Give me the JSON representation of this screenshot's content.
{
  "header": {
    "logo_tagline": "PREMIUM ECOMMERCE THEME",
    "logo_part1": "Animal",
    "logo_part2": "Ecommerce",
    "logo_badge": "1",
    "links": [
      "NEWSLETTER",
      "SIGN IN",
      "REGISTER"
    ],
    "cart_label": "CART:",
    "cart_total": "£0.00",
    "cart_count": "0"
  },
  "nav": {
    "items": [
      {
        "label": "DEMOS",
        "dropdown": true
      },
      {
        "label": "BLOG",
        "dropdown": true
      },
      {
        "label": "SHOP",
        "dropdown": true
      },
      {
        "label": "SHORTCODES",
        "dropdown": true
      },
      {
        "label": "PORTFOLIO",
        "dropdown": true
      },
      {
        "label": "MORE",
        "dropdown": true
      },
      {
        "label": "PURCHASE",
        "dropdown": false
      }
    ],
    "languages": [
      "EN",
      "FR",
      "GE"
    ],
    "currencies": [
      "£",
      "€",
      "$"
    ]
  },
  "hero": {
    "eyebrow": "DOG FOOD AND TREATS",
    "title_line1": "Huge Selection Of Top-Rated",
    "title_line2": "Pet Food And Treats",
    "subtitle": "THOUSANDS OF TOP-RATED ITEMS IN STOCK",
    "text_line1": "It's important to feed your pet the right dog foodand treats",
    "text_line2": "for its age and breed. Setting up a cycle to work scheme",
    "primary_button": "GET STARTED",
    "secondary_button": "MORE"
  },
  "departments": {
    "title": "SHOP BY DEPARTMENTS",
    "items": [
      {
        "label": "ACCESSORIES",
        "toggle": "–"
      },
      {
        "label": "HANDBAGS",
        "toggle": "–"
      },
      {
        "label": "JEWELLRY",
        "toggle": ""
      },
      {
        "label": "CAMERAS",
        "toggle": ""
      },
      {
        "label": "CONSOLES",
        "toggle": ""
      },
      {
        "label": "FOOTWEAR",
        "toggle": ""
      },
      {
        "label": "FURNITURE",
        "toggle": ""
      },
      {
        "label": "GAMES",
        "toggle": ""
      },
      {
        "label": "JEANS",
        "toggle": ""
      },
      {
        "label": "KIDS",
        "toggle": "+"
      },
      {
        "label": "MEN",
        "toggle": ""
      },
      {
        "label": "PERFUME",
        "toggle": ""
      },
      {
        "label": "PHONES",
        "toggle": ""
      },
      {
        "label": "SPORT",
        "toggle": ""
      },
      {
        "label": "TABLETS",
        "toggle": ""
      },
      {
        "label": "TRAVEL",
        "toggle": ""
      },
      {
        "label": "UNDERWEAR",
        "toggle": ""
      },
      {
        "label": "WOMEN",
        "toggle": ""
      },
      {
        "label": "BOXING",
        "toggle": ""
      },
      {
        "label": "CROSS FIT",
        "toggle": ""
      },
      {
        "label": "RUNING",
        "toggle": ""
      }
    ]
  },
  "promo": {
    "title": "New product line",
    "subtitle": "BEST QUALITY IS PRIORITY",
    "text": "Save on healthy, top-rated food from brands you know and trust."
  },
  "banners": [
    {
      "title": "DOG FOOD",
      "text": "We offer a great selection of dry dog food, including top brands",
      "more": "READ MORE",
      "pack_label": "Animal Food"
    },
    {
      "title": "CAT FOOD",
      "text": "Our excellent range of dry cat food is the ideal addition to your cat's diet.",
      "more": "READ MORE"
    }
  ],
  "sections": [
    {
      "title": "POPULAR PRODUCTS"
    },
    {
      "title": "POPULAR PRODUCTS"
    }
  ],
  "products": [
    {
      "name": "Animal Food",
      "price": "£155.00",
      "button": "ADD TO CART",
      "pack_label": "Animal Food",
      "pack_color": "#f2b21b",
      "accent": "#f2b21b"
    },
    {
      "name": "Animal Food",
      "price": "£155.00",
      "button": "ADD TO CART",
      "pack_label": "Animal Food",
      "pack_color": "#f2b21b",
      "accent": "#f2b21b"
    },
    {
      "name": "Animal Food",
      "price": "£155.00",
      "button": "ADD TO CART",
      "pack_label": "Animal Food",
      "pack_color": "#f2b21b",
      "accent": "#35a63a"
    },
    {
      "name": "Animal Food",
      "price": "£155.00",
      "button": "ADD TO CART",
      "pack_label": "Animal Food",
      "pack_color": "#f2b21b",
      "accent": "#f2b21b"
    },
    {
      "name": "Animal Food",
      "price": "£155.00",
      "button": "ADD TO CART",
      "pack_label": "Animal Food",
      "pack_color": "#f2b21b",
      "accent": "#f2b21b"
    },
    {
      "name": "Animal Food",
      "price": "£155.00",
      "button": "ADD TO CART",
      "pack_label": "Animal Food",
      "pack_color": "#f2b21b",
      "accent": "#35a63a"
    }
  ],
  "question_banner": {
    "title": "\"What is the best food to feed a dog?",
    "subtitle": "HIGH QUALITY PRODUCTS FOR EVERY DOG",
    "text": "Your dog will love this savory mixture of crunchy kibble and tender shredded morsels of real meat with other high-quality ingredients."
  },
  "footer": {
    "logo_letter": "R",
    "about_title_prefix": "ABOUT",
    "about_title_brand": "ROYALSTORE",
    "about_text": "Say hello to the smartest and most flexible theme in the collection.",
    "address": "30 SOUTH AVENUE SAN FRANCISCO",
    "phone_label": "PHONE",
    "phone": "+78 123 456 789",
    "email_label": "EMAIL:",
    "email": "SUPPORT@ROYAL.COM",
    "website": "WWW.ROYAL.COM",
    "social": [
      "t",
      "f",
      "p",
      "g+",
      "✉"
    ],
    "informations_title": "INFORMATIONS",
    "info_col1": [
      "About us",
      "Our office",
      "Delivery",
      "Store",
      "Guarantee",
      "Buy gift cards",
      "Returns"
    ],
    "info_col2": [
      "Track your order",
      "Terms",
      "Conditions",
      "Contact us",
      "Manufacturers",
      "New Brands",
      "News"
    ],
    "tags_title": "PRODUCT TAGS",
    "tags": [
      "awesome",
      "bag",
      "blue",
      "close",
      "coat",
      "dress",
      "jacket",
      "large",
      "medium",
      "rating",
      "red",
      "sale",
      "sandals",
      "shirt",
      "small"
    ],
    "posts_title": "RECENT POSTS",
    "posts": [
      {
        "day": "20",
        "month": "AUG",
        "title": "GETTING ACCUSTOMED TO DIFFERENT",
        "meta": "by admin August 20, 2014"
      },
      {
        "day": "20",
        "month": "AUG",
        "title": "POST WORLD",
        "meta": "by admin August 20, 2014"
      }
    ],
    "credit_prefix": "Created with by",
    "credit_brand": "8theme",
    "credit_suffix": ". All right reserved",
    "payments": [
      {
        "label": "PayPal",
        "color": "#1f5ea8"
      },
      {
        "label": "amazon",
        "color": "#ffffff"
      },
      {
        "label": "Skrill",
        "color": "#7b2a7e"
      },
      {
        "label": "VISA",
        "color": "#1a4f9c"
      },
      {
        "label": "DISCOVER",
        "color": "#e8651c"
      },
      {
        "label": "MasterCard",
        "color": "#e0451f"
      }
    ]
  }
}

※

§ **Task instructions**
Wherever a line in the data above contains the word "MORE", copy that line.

§ **Solution to this task**
        "label": "MORE",
    "secondary_button": "MORE"
      "more": "READ MORE",
      "more": "READ MORE"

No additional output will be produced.